Abstract:  In this paper we revisit the methodological aspects of the issue of spurious cycles: using the wellestablished clinometric data, we apply an empirical strategy to identify spurious periodicities and crossvalidate the results. The analysis of cyclical fluctuations involves numerous challenges, including data preparation and detrending. As a result, there is a risk of statistical artifacts to arise: it is known that summation operators and filtering yield a red noise alike spectral signature, amplifying lower frequencies and thus, longer periodicity, whereas detrending using differencing yields a blue noise alike spectral signature, amplifying higher frequencies and thus, shorter periodicity. In our paper we explicitly address this issue. In order to derive the stationary signals to be tested, we perform outlier adjustment, derive cycles from the series with the asymmetric band pass ChristianoFitzgerald filter using the upper bands of the Kuznets and the Juglar cycles as cutoffs, and obtain detrended prefiltered signals by differencing the series in the absence of fractional integration. Afterwards, we simultaneously test whether the spectral densities of filtered and detrended prefiltered signals are significantly different from the spectral density of the related noise. The periodicities from the Kuznets range were not simultaneously significant, and thus are likely to be spurious; whereas ones of the Juglar and Kitchin ranges were simultaneously significant.

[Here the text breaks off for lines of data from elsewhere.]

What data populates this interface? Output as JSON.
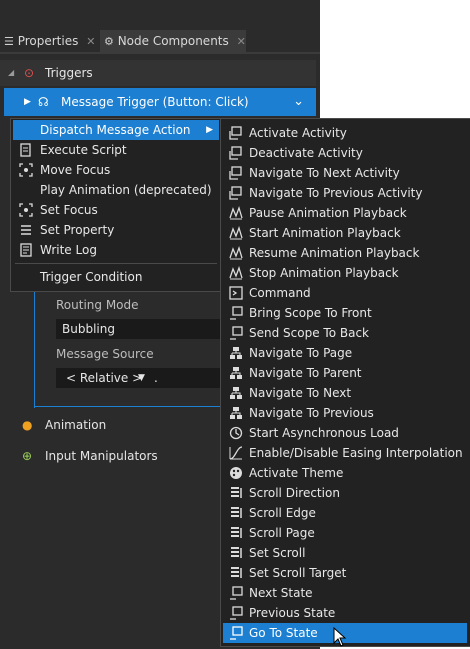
{
  "tabs": [
    {
      "label": "Properties",
      "close": "✕"
    },
    {
      "label": "Node Components",
      "close": "✕"
    }
  ],
  "sections": {
    "triggers": "Triggers",
    "animation": "Animation",
    "input_manipulators": "Input Manipulators"
  },
  "message_trigger": {
    "label": "Message Trigger (Button: Click)"
  },
  "fields": {
    "routing_mode_label": "Routing Mode",
    "routing_mode_value": "Bubbling",
    "message_source_label": "Message Source",
    "message_source_value": "< Relative >",
    "message_source_suffix": "."
  },
  "context_menu": [
    {
      "label": "Dispatch Message Action",
      "icon": "none",
      "submenu": true
    },
    {
      "label": "Execute Script",
      "icon": "script-icon"
    },
    {
      "label": "Move Focus",
      "icon": "focus-icon"
    },
    {
      "label": "Play Animation (deprecated)",
      "icon": "none"
    },
    {
      "label": "Set Focus",
      "icon": "focus-icon"
    },
    {
      "label": "Set Property",
      "icon": "property-icon"
    },
    {
      "label": "Write Log",
      "icon": "log-icon"
    },
    {
      "label": "Trigger Condition",
      "icon": "none"
    }
  ],
  "submenu": [
    "Activate Activity",
    "Deactivate Activity",
    "Navigate To Next Activity",
    "Navigate To Previous Activity",
    "Pause Animation Playback",
    "Start Animation Playback",
    "Resume Animation Playback",
    "Stop Animation Playback",
    "Command",
    "Bring Scope To Front",
    "Send Scope To Back",
    "Navigate To Page",
    "Navigate To Parent",
    "Navigate To Next",
    "Navigate To Previous",
    "Start Asynchronous Load",
    "Enable/Disable Easing Interpolation",
    "Activate Theme",
    "Scroll Direction",
    "Scroll Edge",
    "Scroll Page",
    "Set Scroll",
    "Set Scroll Target",
    "Next State",
    "Previous State",
    "Go To State"
  ],
  "colors": {
    "accent": "#1c7fd1",
    "panel": "#2b2b2b",
    "menu": "#222222"
  }
}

The simultaneous significance test helps to identify spurious periodicities and the results, in general, accord with the durations of the business cycles found in other works. 
Keywords:  business cycles,spectral analysis,spurious cycles,fractional integration,simultaneous testing 
JEL:  E02 E32 E39 F44 
Date:  2016–03 
URL:  http://d.repec.org/n?u=RePEc:zbw:hohpro:482016&r=ets